### RECORD SET

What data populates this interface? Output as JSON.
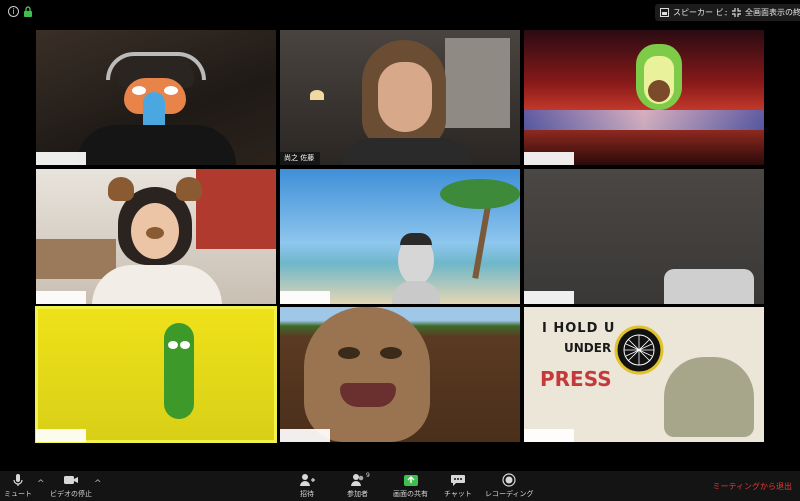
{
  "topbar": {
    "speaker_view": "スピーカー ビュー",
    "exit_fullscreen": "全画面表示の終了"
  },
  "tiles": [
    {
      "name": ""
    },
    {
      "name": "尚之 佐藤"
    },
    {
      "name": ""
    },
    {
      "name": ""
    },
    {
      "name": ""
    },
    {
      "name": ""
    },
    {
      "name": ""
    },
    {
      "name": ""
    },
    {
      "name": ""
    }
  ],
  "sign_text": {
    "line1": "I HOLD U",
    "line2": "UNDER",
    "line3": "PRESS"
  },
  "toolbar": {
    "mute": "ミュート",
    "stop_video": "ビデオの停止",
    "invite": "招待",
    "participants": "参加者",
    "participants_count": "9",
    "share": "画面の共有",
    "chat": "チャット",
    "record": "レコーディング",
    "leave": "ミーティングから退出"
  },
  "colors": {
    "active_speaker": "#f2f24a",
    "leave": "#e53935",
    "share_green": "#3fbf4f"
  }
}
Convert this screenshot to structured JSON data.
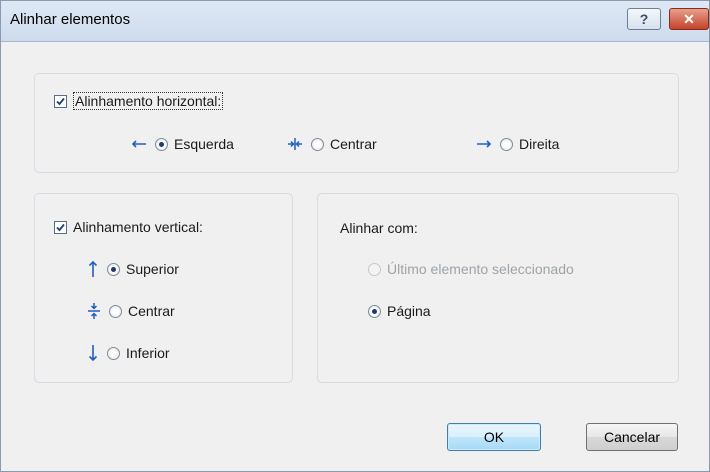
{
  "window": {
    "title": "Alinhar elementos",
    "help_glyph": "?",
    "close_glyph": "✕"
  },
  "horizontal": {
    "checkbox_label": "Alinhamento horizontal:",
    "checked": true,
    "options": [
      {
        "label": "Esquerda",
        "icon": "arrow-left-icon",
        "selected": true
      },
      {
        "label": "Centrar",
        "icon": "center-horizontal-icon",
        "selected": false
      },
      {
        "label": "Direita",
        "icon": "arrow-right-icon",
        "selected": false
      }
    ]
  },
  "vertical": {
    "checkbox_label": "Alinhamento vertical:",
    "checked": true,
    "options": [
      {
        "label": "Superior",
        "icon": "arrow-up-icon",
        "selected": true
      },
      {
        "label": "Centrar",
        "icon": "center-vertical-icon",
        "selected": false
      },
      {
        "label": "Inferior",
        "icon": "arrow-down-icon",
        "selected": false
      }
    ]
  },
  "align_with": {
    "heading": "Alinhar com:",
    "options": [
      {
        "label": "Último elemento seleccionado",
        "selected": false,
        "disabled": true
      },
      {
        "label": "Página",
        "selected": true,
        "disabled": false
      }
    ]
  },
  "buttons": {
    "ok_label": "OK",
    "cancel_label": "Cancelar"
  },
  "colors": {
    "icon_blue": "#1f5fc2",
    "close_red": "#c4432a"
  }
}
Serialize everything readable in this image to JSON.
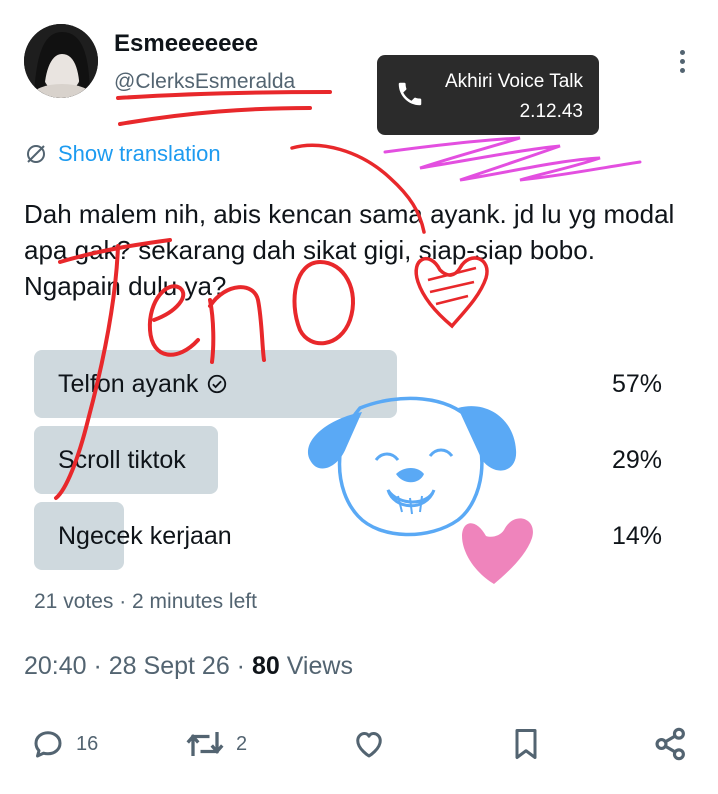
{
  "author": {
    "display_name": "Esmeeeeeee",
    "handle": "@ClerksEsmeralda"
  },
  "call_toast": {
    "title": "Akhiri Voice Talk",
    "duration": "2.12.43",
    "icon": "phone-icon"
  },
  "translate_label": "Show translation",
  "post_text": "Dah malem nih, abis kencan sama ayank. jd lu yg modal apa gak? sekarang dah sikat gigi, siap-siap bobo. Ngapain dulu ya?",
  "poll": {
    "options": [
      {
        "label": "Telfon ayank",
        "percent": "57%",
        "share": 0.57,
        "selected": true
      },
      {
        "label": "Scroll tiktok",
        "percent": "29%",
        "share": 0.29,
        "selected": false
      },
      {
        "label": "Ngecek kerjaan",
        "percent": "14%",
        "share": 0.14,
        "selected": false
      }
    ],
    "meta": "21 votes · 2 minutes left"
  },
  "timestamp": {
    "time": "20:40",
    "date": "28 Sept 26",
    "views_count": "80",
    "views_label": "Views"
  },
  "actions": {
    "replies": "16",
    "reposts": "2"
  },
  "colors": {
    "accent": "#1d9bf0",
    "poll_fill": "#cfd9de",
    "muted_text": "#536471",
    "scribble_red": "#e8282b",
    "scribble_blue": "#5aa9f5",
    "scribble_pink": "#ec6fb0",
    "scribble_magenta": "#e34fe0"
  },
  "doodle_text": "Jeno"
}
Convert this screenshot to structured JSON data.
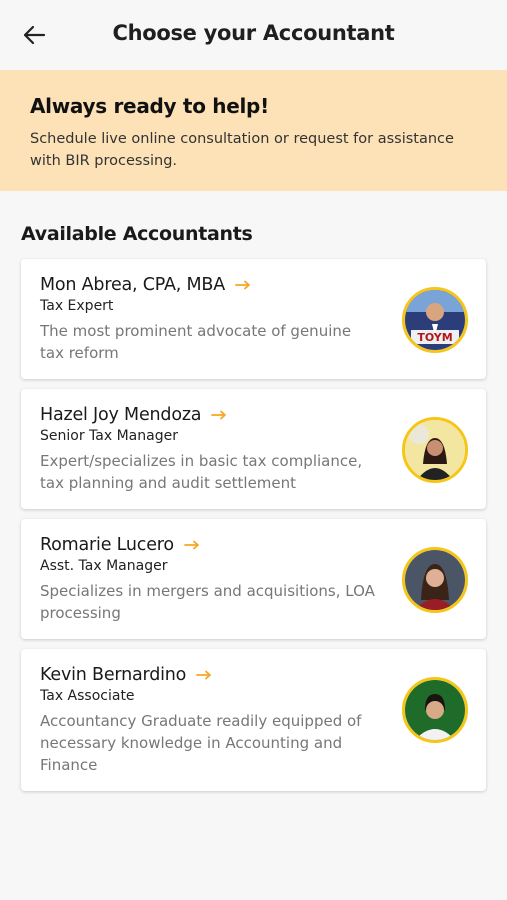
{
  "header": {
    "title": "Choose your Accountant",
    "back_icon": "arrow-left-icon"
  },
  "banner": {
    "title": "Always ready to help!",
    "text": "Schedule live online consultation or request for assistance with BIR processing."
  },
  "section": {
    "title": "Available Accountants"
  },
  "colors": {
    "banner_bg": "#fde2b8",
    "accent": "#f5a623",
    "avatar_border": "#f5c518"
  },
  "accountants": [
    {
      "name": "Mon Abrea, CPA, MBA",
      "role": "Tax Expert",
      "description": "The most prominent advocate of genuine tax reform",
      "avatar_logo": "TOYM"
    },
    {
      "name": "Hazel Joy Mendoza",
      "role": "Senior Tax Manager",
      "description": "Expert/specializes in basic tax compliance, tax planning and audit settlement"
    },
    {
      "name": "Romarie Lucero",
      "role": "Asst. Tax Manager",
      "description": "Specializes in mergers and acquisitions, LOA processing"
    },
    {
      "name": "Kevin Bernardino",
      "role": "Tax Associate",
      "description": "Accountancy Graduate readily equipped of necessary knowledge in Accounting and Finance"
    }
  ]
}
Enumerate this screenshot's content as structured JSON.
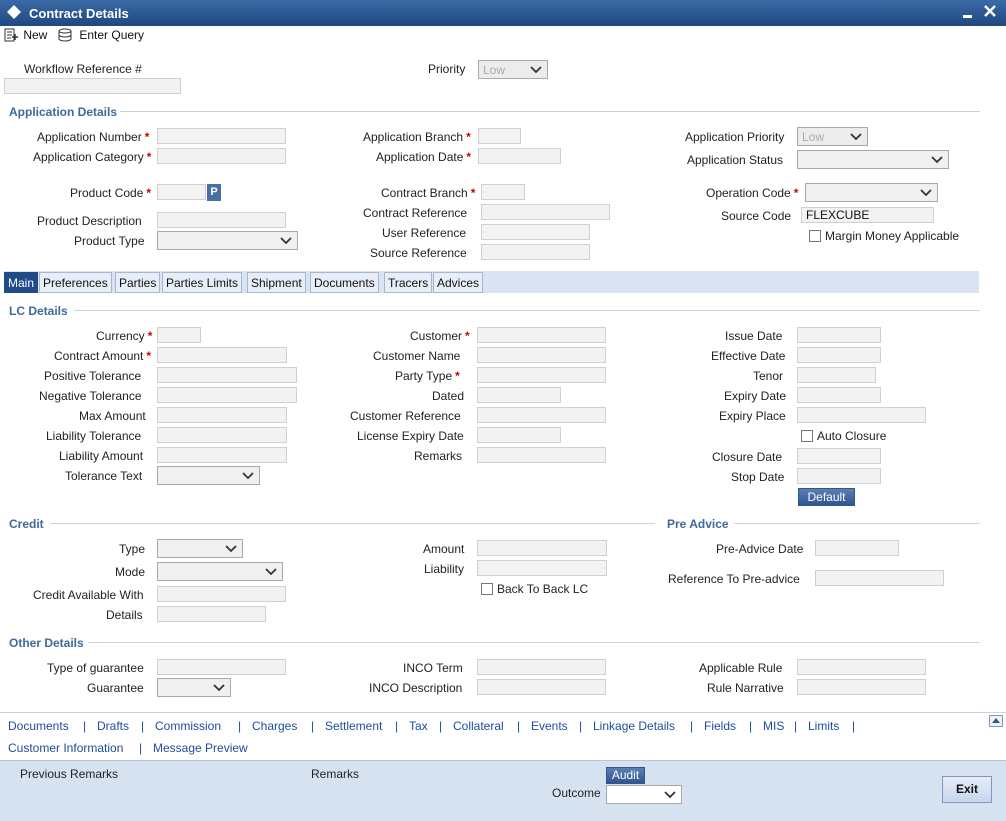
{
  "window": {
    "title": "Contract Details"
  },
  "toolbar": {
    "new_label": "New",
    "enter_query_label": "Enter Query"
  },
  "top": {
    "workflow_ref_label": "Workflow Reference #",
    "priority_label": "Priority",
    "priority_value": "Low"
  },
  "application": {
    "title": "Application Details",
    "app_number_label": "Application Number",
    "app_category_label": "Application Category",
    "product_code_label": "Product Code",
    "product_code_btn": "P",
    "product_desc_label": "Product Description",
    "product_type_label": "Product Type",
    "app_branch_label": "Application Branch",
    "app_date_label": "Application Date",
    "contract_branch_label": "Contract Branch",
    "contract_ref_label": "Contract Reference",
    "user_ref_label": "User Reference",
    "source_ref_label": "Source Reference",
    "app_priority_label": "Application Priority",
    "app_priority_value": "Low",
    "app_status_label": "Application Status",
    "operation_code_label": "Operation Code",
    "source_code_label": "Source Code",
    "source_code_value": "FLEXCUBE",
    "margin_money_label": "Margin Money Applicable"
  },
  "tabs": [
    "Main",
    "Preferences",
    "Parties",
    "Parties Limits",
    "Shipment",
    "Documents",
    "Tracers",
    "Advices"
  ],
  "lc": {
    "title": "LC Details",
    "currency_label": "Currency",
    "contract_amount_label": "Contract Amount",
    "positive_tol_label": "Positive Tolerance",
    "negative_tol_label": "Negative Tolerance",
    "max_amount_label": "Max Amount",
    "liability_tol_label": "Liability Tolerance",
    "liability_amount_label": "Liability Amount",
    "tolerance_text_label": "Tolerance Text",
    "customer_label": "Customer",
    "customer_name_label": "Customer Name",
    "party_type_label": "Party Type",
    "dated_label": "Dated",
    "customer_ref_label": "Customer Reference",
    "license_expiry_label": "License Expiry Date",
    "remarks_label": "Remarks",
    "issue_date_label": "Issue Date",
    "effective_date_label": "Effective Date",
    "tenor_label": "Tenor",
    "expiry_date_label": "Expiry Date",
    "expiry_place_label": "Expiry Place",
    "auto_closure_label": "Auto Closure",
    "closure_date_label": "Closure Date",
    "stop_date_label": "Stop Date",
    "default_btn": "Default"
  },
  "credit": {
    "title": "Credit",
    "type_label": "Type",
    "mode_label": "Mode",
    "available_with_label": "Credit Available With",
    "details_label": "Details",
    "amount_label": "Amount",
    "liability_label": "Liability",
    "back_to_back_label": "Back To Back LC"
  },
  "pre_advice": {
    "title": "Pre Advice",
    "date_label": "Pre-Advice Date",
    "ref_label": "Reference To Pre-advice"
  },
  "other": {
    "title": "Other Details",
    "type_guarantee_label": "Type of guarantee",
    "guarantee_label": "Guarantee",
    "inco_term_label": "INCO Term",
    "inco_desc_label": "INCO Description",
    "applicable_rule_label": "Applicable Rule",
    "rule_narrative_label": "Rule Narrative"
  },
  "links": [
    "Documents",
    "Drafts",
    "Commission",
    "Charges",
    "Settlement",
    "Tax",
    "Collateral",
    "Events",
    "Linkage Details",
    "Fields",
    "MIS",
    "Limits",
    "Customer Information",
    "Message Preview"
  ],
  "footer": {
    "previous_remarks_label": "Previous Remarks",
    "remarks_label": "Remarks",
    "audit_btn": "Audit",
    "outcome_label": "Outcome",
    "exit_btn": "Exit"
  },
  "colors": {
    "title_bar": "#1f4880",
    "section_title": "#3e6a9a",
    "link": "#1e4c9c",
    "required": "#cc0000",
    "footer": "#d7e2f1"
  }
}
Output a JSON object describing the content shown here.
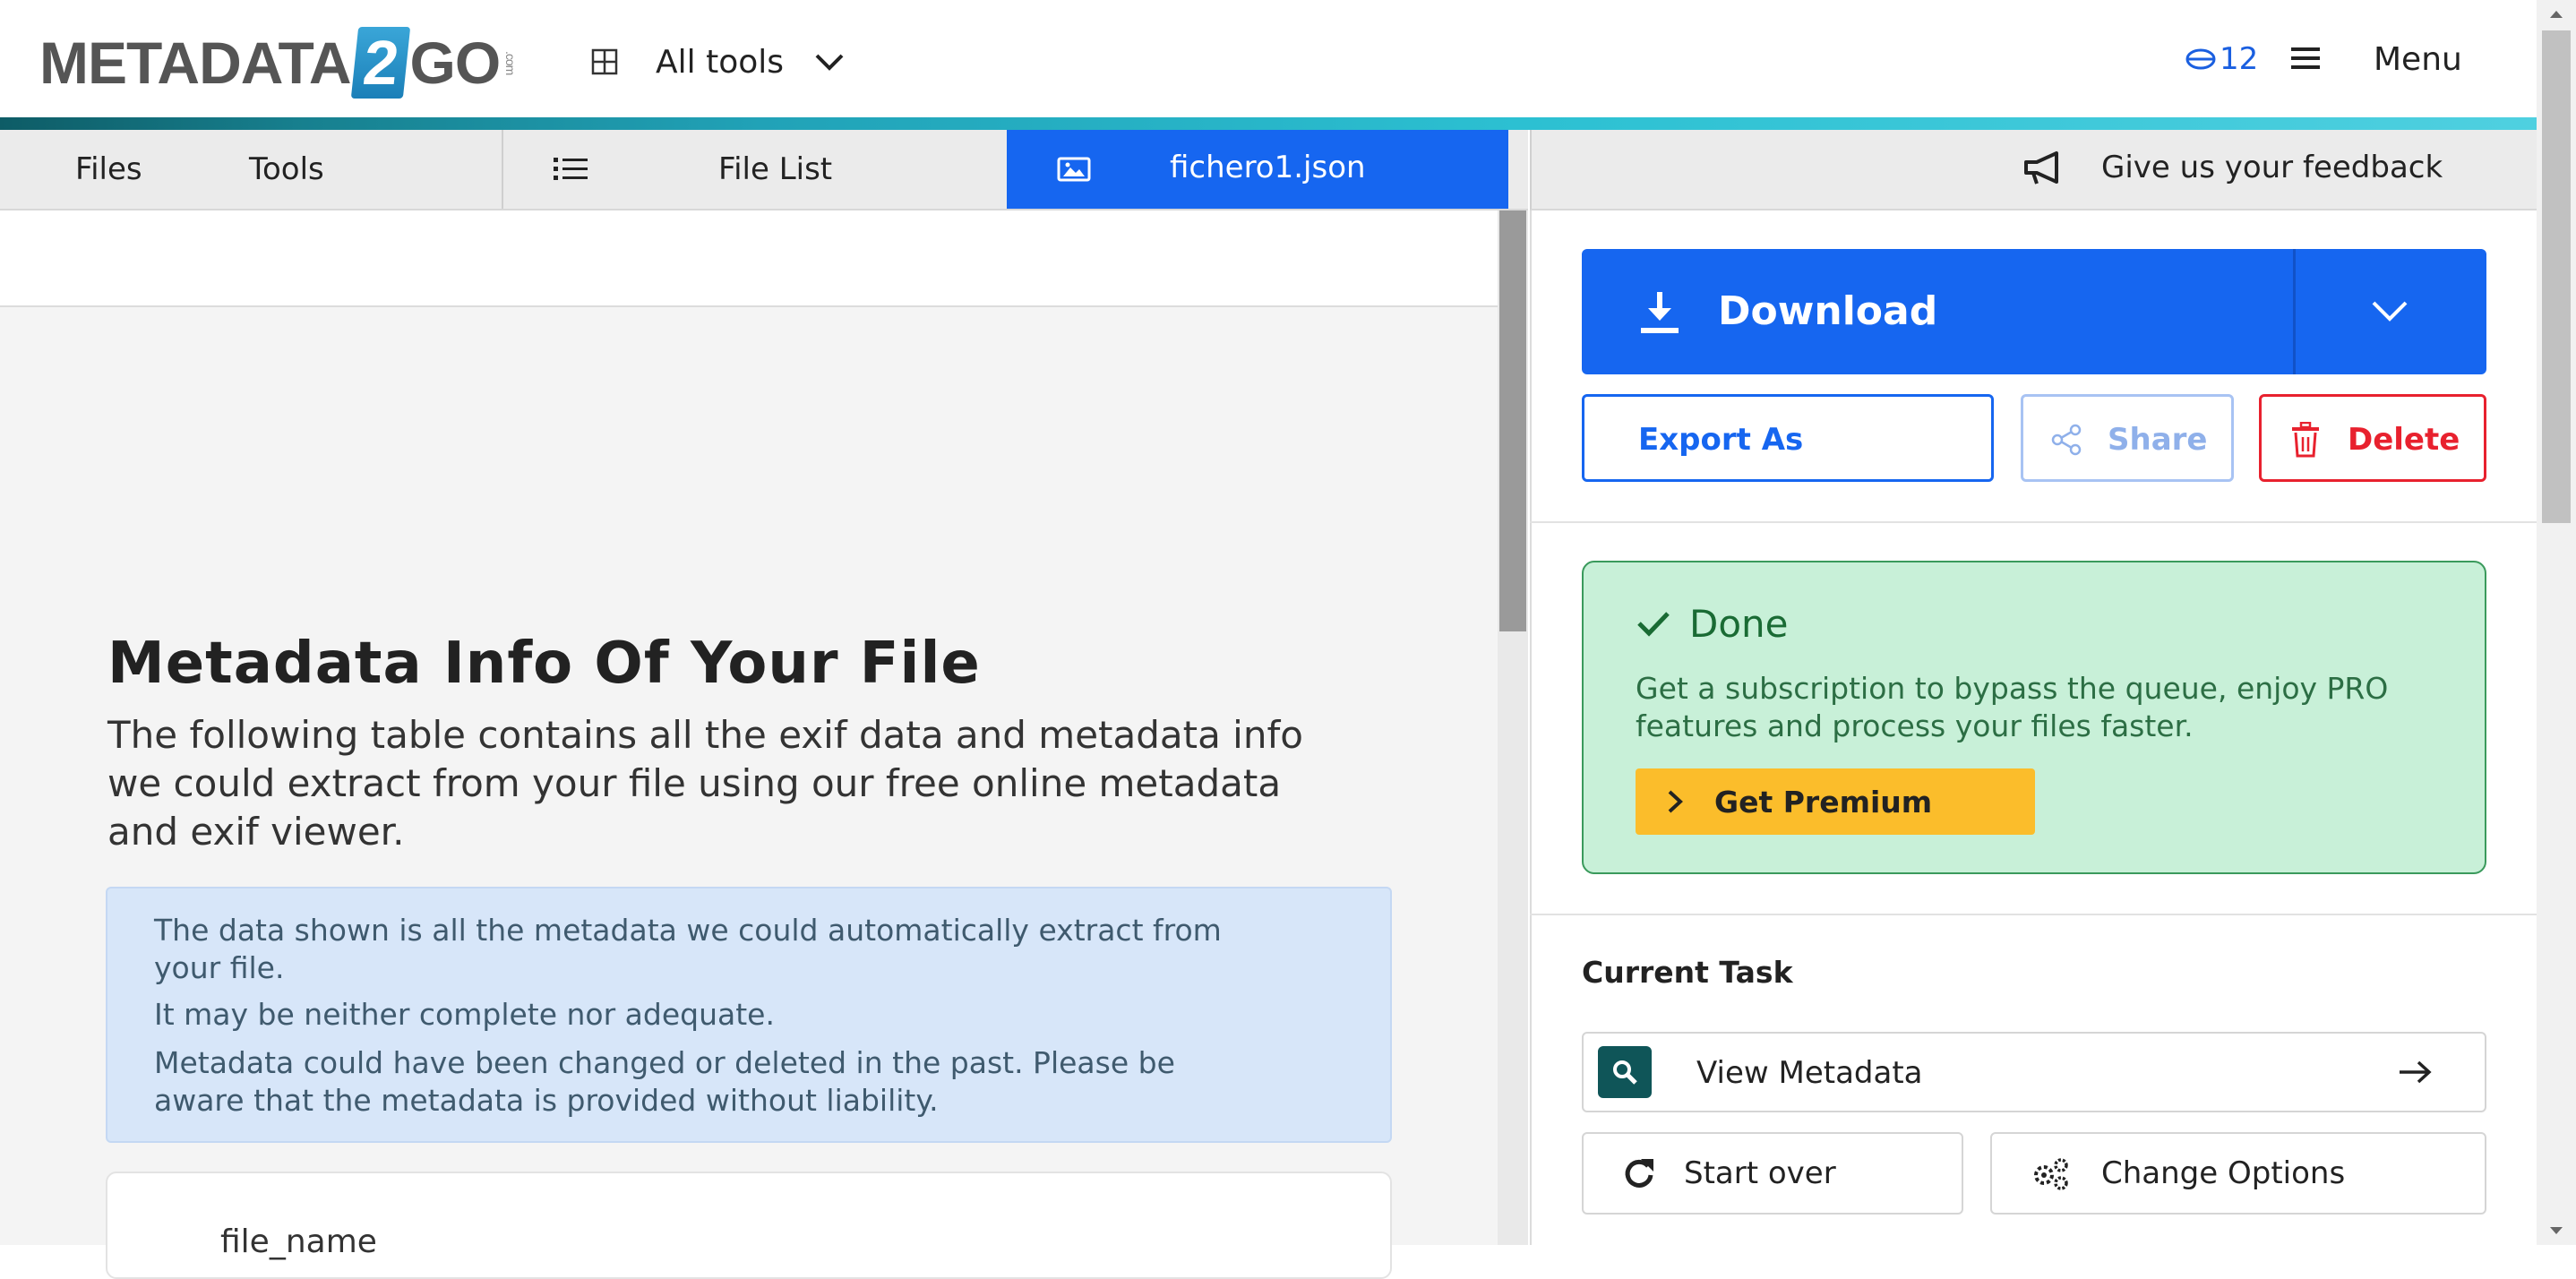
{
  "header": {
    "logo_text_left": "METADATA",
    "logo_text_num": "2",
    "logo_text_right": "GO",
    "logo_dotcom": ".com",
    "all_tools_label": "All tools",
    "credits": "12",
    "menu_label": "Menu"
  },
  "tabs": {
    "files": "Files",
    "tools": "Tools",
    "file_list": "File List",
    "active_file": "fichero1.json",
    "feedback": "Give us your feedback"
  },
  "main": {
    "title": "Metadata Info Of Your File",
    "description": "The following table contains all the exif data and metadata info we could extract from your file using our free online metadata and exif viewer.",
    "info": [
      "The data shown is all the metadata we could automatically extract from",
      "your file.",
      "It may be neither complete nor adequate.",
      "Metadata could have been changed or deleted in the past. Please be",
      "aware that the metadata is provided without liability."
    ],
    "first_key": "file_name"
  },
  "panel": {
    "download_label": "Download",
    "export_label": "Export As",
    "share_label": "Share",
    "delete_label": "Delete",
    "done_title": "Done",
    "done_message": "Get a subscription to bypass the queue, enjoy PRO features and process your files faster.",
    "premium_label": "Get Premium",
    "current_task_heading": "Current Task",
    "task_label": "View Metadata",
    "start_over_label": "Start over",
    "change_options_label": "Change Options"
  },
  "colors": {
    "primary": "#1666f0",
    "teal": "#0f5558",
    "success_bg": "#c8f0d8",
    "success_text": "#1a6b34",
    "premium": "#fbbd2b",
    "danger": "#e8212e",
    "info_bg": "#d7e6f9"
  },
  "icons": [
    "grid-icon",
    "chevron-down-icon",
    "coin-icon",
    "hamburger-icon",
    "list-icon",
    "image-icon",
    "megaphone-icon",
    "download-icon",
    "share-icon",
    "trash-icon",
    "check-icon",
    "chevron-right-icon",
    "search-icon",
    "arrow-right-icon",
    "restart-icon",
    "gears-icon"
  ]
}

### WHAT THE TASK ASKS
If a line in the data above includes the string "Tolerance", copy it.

### SOLUTION TO THIS PROBLEM
    "positive_tol_label": "Positive Tolerance",
    "negative_tol_label": "Negative Tolerance",
    "liability_tol_label": "Liability Tolerance",
    "tolerance_text_label": "Tolerance Text",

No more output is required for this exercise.